*WORK REQUIRED*
Scan the listing beneath this sentence. Report each line with the word "JSON".

+++ SUPPLIED INFORMATION

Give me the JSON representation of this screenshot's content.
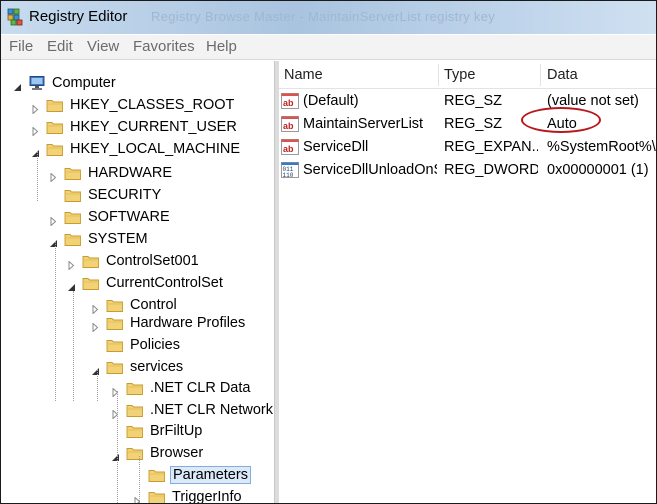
{
  "window": {
    "title": "Registry Editor",
    "ghost_title": "Registry Browse Master - MaintainServerList registry key"
  },
  "menu": [
    "File",
    "Edit",
    "View",
    "Favorites",
    "Help"
  ],
  "tree": [
    {
      "label": "Computer",
      "expanded": true
    },
    {
      "label": "HKEY_CLASSES_ROOT"
    },
    {
      "label": "HKEY_CURRENT_USER"
    },
    {
      "label": "HKEY_LOCAL_MACHINE",
      "expanded": true
    },
    {
      "label": "HARDWARE"
    },
    {
      "label": "SECURITY"
    },
    {
      "label": "SOFTWARE"
    },
    {
      "label": "SYSTEM",
      "expanded": true
    },
    {
      "label": "ControlSet001"
    },
    {
      "label": "CurrentControlSet",
      "expanded": true
    },
    {
      "label": "Control"
    },
    {
      "label": "Hardware Profiles"
    },
    {
      "label": "Policies"
    },
    {
      "label": "services",
      "expanded": true
    },
    {
      "label": ".NET CLR Data"
    },
    {
      "label": ".NET CLR Network"
    },
    {
      "label": "BrFiltUp"
    },
    {
      "label": "Browser",
      "expanded": true
    },
    {
      "label": "Parameters",
      "selected": true
    },
    {
      "label": "TriggerInfo"
    }
  ],
  "list": {
    "headers": {
      "name": "Name",
      "type": "Type",
      "data": "Data"
    },
    "rows": [
      {
        "name": "(Default)",
        "type": "REG_SZ",
        "data": "(value not set)",
        "icon": "string-value-icon"
      },
      {
        "name": "MaintainServerList",
        "type": "REG_SZ",
        "data": "Auto",
        "icon": "string-value-icon"
      },
      {
        "name": "ServiceDll",
        "type": "REG_EXPAN...",
        "data": "%SystemRoot%\\",
        "icon": "string-value-icon"
      },
      {
        "name": "ServiceDllUnloadOnStop",
        "type": "REG_DWORD",
        "data": "0x00000001 (1)",
        "icon": "dword-value-icon"
      }
    ]
  },
  "colors": {
    "highlight_oval": "#b8181c",
    "folder": "#f2d276",
    "selection": "#dbe9f8"
  }
}
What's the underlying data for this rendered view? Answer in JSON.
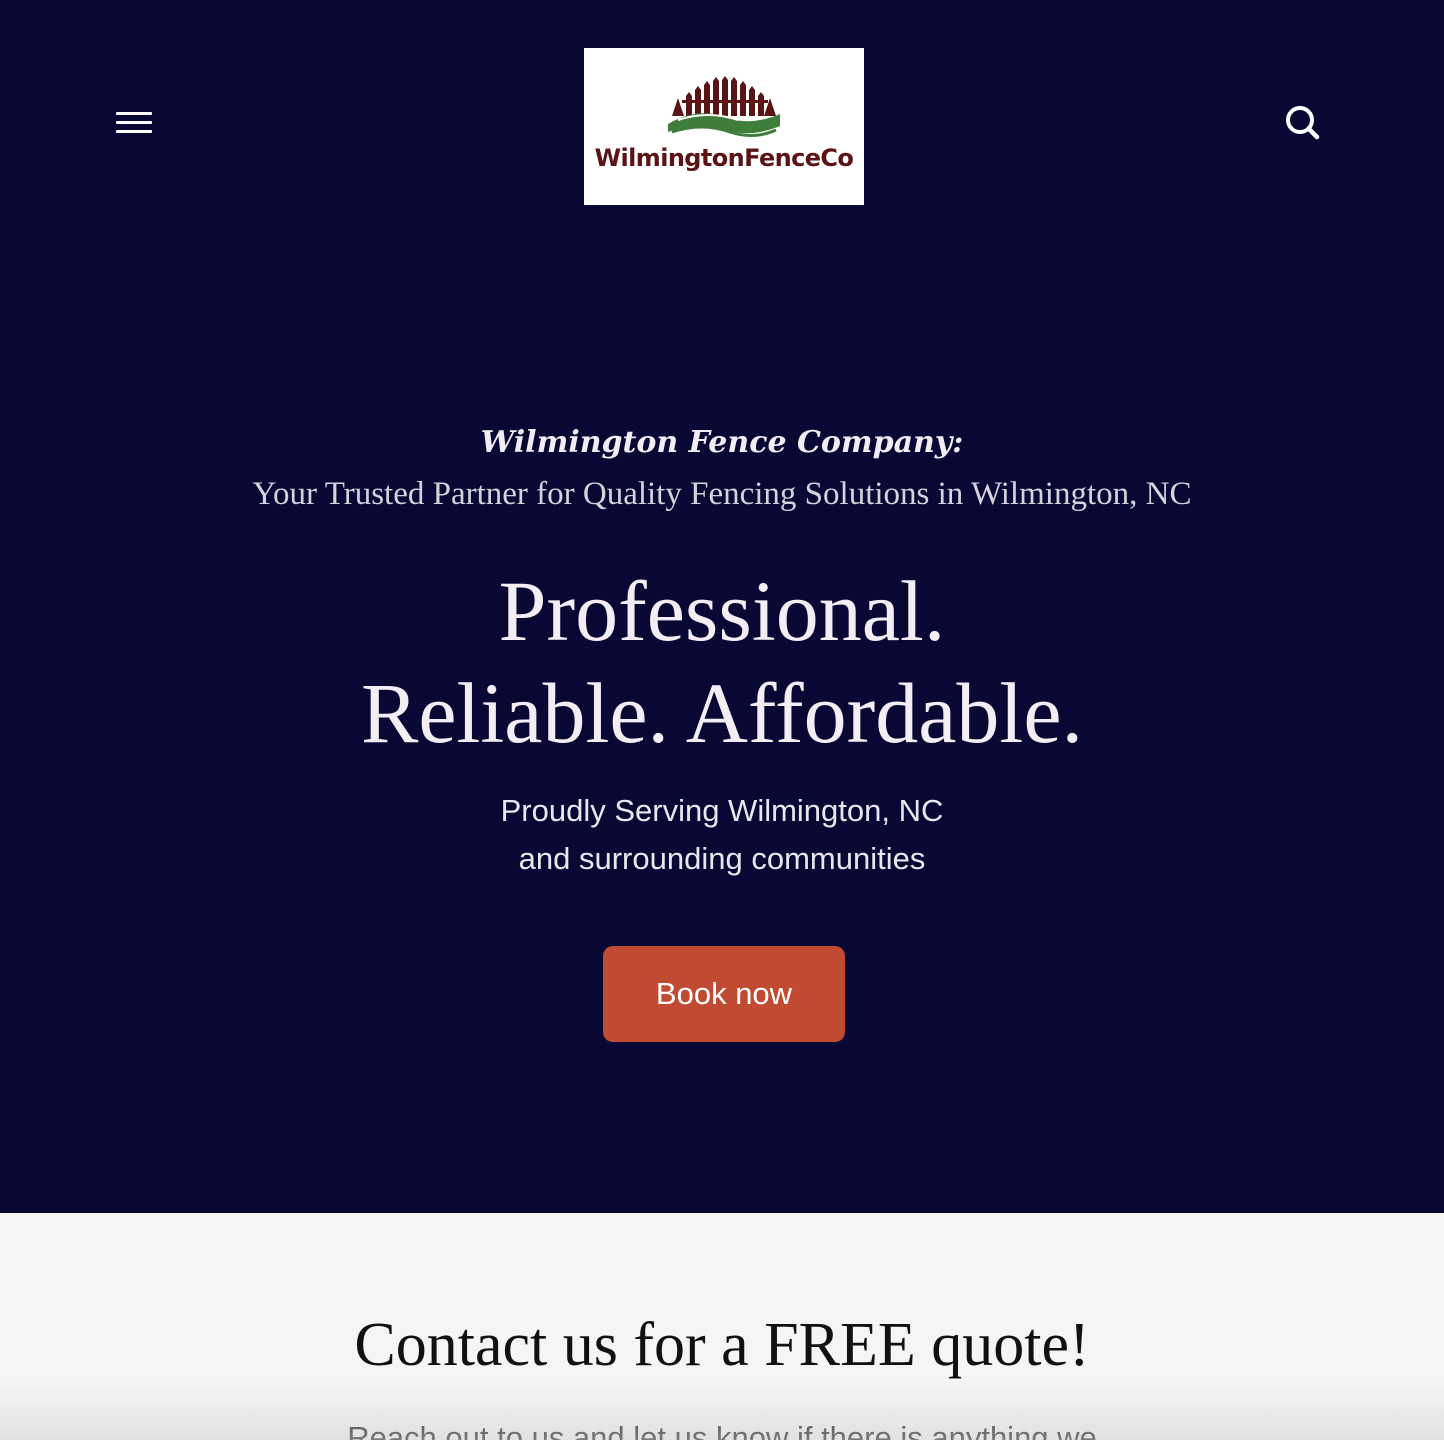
{
  "header": {
    "menu_icon": "hamburger-menu-icon",
    "search_icon": "search-icon",
    "logo_text": "WilmingtonFenceCo"
  },
  "hero": {
    "kicker": "Wilmington Fence Company:",
    "subtitle": "Your Trusted Partner for Quality Fencing Solutions in Wilmington, NC",
    "headline_line1": "Professional.",
    "headline_line2": "Reliable. Affordable.",
    "serving_line1": "Proudly Serving Wilmington, NC",
    "serving_line2": "and surrounding communities",
    "book_button": "Book now"
  },
  "contact": {
    "title": "Contact us for a FREE quote!",
    "body": "Reach out to us and let us know if there is anything we"
  },
  "colors": {
    "hero_background": "#090834",
    "button": "#c04a32",
    "logo_brown": "#5a1416",
    "logo_green": "#3f7d3a",
    "section_background": "#f5f5f5"
  }
}
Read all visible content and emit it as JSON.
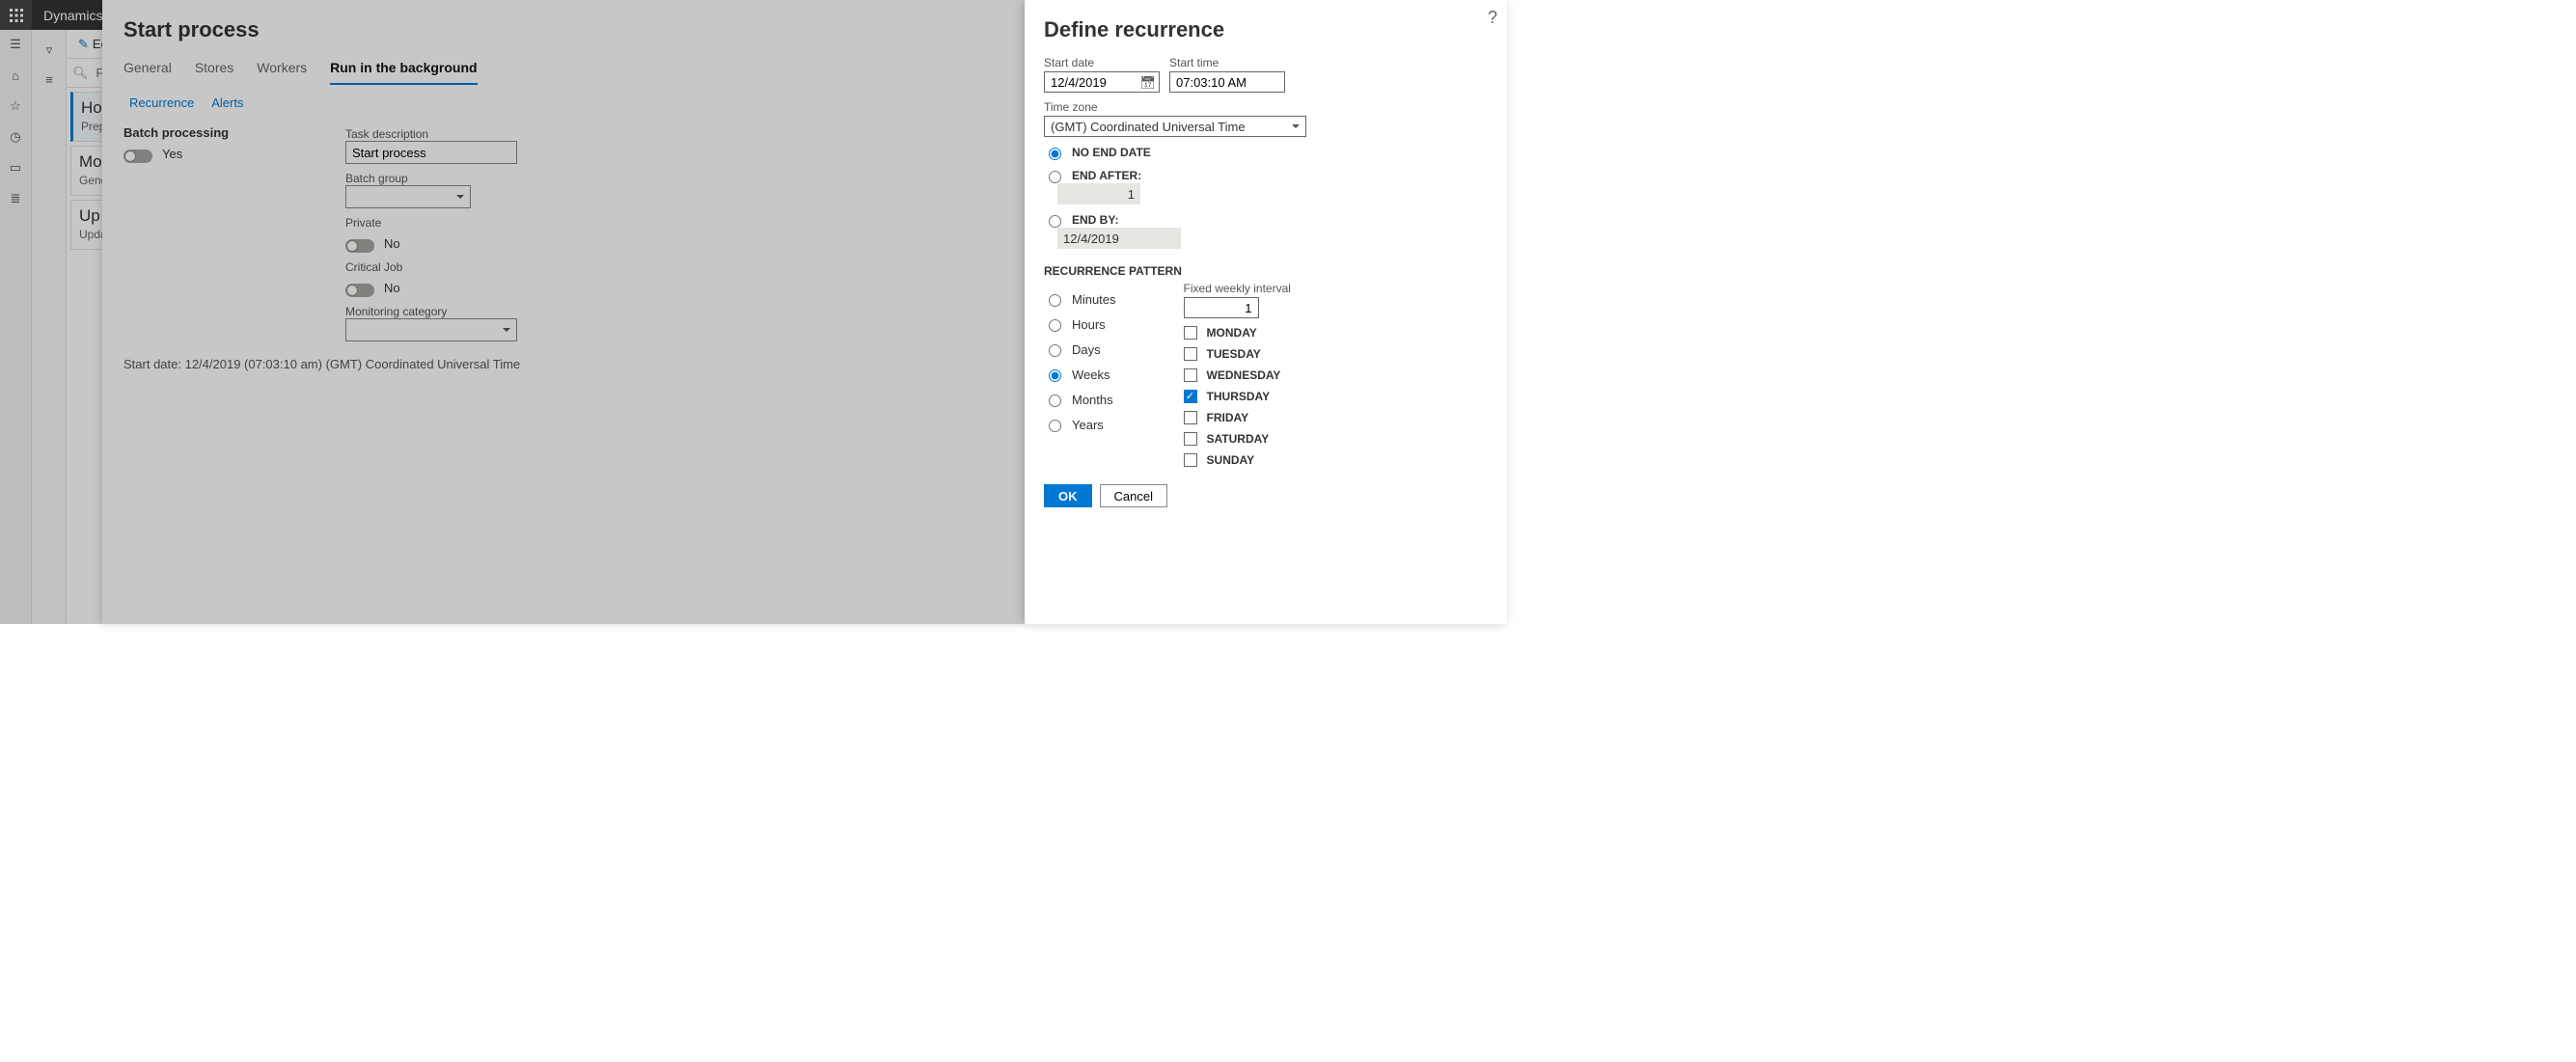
{
  "titlebar": {
    "brand": "Dynamics"
  },
  "toolbar": {
    "edit": "Edit"
  },
  "filter": {
    "placeholder": "Fil"
  },
  "list": {
    "items": [
      {
        "title": "Ho",
        "sub": "Prep"
      },
      {
        "title": "Mo",
        "sub": "Gene"
      },
      {
        "title": "Up",
        "sub": "Upda"
      }
    ]
  },
  "dialog1": {
    "title": "Start process",
    "tabs": {
      "general": "General",
      "stores": "Stores",
      "workers": "Workers",
      "runbg": "Run in the background"
    },
    "subtabs": {
      "recurrence": "Recurrence",
      "alerts": "Alerts"
    },
    "batch_processing_label": "Batch processing",
    "batch_processing_value": "Yes",
    "task_desc_label": "Task description",
    "task_desc_value": "Start process",
    "batch_group_label": "Batch group",
    "private_label": "Private",
    "private_value": "No",
    "critical_label": "Critical Job",
    "critical_value": "No",
    "monitoring_label": "Monitoring category",
    "footer": "Start date: 12/4/2019 (07:03:10 am) (GMT) Coordinated Universal Time"
  },
  "dialog2": {
    "title": "Define recurrence",
    "start_date_label": "Start date",
    "start_date_value": "12/4/2019",
    "start_time_label": "Start time",
    "start_time_value": "07:03:10 AM",
    "tz_label": "Time zone",
    "tz_value": "(GMT) Coordinated Universal Time",
    "no_end": "NO END DATE",
    "end_after": "END AFTER:",
    "end_after_value": "1",
    "end_by": "END BY:",
    "end_by_value": "12/4/2019",
    "pattern_label": "RECURRENCE PATTERN",
    "units": {
      "minutes": "Minutes",
      "hours": "Hours",
      "days": "Days",
      "weeks": "Weeks",
      "months": "Months",
      "years": "Years"
    },
    "interval_label": "Fixed weekly interval",
    "interval_value": "1",
    "days": {
      "mon": "MONDAY",
      "tue": "TUESDAY",
      "wed": "WEDNESDAY",
      "thu": "THURSDAY",
      "fri": "FRIDAY",
      "sat": "SATURDAY",
      "sun": "SUNDAY"
    },
    "ok": "OK",
    "cancel": "Cancel"
  }
}
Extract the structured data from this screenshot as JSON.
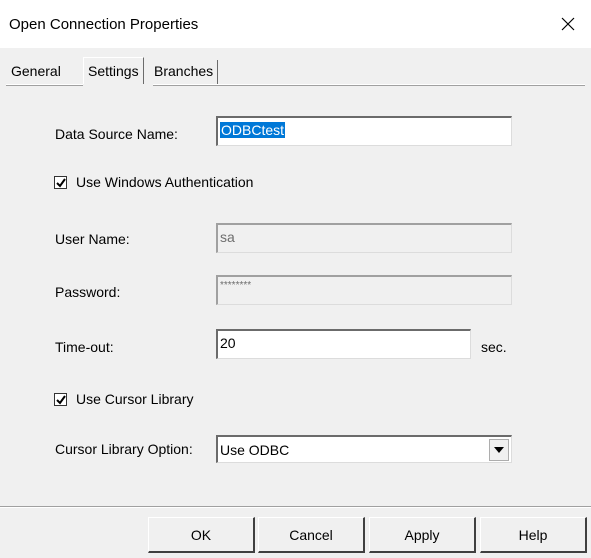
{
  "window": {
    "title": "Open Connection Properties",
    "close_glyph": "✕"
  },
  "tabs": [
    {
      "label": "General"
    },
    {
      "label": "Settings",
      "selected": true
    },
    {
      "label": "Branches"
    }
  ],
  "form": {
    "data_source_label": "Data Source Name:",
    "data_source_value": "ODBCtest",
    "use_windows_auth_label": "Use Windows Authentication",
    "use_windows_auth_checked": true,
    "user_name_label": "User Name:",
    "user_name_value": "sa",
    "password_label": "Password:",
    "password_value": "********",
    "timeout_label": "Time-out:",
    "timeout_value": "20",
    "timeout_unit": "sec.",
    "use_cursor_library_label": "Use Cursor Library",
    "use_cursor_library_checked": true,
    "cursor_option_label": "Cursor Library Option:",
    "cursor_option_value": "Use ODBC"
  },
  "buttons": {
    "ok": "OK",
    "cancel": "Cancel",
    "apply": "Apply",
    "help": "Help"
  },
  "icons": {
    "checkmark": "check-icon",
    "dropdown": "triangle-down-icon",
    "close": "close-icon"
  },
  "colors": {
    "selection": "#0078d7",
    "dialog_bg": "#f0f0f0"
  }
}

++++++

*ANSWER*
Give me the JSON representation of this screenshot's content.
What's the underlying data for this rendered view? Answer in JSON.
Read all visible content and emit it as JSON.
Extract the structured data from this screenshot as JSON.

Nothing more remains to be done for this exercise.